The Russian commanders are more than happy to send their troops into a hail of bullets and inform the soldiers without weapons to pickup the rifles of their fallen comrades. The Russians have more weapons pointed at their own soldiers to prevent retreats than at the heavily armed Germans. And so it is cruelly played out. The Russians advance, the Germans mow them down, the Russians retreat, the Russian commanders shoot their retreating soldiers as cowards.
However, amongst the carnage and masses of bodies one soldier is playing dead. When he discovers a German general showering in some ruins it is an opportunity too good to miss. As a child Vassili was a hunter and crack shot. Using the same stealth and concealment he starts killing the high ranking Germans, so much so that they are running out of people to promote.
The Russians use this as propaganda for the flagging spirits of the people and it couldn't have worked better. Vassili is a national hero and a special squad of snipers are formed to intensify their efforts on the Germans. To counteract this, and to stem their own falling morale, the Germans send Major Konig, their best sniper, to eradicate Vassili. So begins a tense cat and mouse game as the two crack snipers hunt each other amongst the ruins of the city.
Similar to most recent WWII films the picture has been deliberately washed out to give it a more aged feel. Fortunately it isn't to the decrement of the overall quality of the picture. It is superb with a huge amount of detail with no signs of artifacting or outlining. Even the CGI scenes of the city and the attacking German planes blend in perfectly without revealing too much of their digital origins.
The sound is as equally impressive as the picture with good use of the surround channels, especially during the battle scenes. Even during the more hectic scenes the dialogue remains crystal clear in the centre channel and is pitched at a level that allows you to crank up the volume to savour the effects without annoying the neighbours too much.

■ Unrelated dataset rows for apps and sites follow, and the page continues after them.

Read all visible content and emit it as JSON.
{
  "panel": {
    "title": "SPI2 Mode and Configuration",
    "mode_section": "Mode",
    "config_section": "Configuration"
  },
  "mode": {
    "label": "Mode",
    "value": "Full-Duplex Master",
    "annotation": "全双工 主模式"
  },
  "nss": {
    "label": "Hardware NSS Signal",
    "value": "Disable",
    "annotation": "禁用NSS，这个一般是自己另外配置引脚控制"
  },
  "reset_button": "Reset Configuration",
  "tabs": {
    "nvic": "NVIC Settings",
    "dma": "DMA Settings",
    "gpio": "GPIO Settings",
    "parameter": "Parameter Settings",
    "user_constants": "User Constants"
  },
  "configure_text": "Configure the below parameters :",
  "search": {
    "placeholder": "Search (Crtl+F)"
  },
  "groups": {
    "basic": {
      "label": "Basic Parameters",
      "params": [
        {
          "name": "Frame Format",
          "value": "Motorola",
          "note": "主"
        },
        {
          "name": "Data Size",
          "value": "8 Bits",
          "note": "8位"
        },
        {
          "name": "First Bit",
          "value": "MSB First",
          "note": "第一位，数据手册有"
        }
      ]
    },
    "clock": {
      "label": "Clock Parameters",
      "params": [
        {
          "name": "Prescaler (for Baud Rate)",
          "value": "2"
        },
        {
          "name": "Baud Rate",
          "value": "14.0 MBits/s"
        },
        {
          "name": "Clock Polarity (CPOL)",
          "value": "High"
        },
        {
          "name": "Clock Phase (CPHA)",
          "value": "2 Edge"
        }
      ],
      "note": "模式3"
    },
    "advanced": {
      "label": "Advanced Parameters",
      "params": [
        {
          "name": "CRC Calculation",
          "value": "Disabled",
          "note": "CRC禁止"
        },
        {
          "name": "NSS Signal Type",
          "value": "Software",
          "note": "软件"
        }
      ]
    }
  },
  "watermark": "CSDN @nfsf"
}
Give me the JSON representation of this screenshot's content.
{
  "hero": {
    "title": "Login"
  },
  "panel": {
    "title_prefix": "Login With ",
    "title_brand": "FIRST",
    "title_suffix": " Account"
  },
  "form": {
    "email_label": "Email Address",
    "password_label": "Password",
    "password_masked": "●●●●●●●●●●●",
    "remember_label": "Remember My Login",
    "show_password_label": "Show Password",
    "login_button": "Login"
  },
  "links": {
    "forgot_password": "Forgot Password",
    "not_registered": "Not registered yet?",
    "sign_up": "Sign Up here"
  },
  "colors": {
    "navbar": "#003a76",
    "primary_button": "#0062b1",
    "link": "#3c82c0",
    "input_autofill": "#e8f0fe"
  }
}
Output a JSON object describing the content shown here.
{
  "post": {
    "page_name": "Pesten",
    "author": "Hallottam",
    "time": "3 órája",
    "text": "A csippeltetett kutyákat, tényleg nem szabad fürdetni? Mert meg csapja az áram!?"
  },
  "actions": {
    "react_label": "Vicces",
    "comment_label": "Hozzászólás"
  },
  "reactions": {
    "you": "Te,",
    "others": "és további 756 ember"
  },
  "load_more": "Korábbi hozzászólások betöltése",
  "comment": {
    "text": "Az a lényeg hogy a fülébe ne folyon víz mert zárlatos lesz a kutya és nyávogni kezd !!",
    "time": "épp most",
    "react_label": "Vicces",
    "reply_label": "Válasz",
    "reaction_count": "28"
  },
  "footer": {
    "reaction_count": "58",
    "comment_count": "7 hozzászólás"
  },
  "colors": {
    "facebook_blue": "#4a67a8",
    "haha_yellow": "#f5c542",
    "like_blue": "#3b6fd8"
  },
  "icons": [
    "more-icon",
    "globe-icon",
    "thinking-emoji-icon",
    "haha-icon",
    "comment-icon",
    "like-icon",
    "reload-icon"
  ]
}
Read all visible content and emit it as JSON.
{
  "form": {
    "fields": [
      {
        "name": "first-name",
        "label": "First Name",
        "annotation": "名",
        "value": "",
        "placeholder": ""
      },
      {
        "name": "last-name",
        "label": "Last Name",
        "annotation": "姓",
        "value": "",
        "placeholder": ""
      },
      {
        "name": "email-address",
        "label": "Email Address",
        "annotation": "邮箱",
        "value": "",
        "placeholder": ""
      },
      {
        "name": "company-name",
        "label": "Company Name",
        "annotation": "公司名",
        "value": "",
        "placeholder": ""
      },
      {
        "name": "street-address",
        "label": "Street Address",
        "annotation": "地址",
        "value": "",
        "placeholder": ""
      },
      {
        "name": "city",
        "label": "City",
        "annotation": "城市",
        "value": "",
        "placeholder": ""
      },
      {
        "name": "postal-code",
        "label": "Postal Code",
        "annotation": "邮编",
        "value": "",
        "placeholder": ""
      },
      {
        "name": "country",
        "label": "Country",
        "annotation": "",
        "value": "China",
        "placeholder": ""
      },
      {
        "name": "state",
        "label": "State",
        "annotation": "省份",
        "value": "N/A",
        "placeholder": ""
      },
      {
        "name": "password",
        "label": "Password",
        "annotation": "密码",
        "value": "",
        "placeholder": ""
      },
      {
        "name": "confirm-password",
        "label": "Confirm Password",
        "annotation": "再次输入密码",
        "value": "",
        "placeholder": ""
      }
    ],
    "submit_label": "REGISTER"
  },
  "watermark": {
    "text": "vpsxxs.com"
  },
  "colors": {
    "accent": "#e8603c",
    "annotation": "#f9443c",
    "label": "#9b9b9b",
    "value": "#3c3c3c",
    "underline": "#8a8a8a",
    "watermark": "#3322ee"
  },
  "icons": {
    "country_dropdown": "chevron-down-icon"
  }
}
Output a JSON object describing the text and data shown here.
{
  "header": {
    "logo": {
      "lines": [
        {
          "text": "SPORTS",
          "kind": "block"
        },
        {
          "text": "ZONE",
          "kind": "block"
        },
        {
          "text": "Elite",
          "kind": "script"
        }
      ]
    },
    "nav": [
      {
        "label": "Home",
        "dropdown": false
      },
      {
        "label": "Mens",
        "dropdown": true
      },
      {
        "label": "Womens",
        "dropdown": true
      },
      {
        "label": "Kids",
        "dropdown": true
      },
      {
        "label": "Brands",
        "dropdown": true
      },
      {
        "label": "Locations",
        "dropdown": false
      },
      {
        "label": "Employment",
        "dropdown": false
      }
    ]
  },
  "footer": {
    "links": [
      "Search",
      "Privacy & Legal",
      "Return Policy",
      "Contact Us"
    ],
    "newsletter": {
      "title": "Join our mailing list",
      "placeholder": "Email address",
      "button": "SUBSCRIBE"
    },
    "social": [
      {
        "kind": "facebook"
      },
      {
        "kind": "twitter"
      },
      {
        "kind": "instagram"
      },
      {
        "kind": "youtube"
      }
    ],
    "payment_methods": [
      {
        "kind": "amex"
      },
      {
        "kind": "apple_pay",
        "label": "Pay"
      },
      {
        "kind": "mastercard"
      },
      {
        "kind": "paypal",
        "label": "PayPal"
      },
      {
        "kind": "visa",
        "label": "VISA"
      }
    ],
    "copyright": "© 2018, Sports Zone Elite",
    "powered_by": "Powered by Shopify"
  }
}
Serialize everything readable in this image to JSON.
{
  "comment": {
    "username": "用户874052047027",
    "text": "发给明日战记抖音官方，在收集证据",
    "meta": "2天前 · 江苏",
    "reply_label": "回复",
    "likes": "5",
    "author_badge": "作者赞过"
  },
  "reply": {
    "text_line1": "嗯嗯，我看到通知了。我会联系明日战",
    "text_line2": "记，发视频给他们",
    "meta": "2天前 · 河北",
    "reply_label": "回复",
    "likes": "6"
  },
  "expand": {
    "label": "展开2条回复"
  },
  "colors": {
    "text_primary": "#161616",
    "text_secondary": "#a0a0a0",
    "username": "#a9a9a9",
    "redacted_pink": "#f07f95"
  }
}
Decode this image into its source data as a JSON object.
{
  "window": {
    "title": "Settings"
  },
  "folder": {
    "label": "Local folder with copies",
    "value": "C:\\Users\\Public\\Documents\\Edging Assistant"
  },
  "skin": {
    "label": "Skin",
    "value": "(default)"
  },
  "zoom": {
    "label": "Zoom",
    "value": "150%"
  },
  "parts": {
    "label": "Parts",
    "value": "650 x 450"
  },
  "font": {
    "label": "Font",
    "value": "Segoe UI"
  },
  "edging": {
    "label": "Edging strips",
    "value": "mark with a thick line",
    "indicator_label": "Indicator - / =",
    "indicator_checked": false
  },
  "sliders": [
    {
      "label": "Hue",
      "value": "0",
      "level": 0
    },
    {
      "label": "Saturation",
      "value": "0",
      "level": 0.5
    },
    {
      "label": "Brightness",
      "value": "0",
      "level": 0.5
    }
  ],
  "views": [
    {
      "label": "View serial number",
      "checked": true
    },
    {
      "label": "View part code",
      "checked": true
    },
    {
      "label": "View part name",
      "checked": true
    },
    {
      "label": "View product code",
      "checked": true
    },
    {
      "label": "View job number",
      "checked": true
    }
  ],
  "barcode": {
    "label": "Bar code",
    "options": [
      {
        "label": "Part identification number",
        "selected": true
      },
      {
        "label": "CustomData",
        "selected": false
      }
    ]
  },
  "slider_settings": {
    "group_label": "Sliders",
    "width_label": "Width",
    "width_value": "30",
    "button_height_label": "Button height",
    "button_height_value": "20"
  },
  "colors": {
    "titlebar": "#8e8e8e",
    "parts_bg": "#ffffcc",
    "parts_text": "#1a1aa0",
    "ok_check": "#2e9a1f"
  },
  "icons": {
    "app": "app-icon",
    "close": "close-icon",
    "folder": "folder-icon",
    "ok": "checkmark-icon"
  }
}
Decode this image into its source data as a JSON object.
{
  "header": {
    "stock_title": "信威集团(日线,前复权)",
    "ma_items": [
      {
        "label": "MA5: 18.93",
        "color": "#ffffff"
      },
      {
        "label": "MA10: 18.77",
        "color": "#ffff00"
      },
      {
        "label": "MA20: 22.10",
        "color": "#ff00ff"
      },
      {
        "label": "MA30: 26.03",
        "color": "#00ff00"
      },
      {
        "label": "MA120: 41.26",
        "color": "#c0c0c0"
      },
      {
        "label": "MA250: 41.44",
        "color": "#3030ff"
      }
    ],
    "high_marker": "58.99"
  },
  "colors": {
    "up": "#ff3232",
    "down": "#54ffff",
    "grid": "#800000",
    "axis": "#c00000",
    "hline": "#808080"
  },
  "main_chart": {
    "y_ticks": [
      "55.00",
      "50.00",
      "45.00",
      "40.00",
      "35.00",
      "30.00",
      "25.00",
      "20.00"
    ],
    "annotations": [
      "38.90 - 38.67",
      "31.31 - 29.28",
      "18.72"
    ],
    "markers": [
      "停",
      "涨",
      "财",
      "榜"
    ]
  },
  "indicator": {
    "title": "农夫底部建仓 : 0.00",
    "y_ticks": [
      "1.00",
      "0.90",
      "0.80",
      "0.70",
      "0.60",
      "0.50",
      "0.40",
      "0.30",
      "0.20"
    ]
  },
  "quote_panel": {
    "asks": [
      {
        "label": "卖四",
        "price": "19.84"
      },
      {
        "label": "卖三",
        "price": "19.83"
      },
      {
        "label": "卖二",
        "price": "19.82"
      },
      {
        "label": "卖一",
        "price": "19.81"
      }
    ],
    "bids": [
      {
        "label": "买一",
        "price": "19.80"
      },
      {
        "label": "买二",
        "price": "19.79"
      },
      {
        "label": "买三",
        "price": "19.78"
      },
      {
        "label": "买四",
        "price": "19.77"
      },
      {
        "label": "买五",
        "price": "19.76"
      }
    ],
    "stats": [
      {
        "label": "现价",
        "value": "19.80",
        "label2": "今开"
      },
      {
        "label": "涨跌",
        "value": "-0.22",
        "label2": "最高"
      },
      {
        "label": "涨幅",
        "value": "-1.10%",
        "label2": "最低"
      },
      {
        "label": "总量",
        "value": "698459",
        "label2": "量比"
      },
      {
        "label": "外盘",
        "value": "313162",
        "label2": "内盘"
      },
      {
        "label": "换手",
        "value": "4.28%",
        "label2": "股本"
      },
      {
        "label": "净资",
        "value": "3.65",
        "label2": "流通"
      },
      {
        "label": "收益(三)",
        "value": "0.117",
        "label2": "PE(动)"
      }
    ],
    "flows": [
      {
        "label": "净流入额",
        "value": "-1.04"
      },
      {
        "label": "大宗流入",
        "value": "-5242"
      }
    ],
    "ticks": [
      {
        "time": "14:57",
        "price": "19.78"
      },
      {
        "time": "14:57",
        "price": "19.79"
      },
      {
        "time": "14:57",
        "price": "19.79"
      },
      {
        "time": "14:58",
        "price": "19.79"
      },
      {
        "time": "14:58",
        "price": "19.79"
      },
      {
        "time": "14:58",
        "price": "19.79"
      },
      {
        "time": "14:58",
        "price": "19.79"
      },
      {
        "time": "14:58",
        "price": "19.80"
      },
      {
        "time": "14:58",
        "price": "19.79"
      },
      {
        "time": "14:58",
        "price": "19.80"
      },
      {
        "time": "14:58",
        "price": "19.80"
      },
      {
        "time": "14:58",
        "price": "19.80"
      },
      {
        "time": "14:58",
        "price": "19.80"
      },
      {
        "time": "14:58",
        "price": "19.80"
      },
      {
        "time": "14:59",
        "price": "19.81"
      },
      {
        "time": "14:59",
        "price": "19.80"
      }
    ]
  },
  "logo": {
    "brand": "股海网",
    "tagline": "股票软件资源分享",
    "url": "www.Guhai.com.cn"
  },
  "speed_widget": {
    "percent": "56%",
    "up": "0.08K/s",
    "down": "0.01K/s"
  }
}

The scored and animated menu is good enough and it certainly makes a change for the more usual static offerings from Paramount. The extras are reasonable enough with some deleted scenes and featurettes, even if they are a little repetitive. Never the less it all adds up to a decent package.
Enemy at the Gates is bound to be compared with Saving Private Ryan and it is a still close call on which is the better film. Although the carnage isn't as graphic as in Ryan, it is the shear scale of the destruction of Stalingrad and the cannon fodder mentality of the Russian generals that really shocks. It is this sort of film that really brings home the terrible suffering of Russia and her people during WWII.
The story is based on true events and fortunately it is not another film where the Americans go about altering history to make themselves the heroes. The film received mixed reviews on its initial cinema release and no-doubt the lack of GIs helped fuel this. However, it is a gripping war epic with some superb acting that truly belongs in your DVD collection.
- "Inside Enemy at the Gates" Featurette
- "Through the Crosshairs" Featurette
- Deleted Scenes
- Theatrical Trailer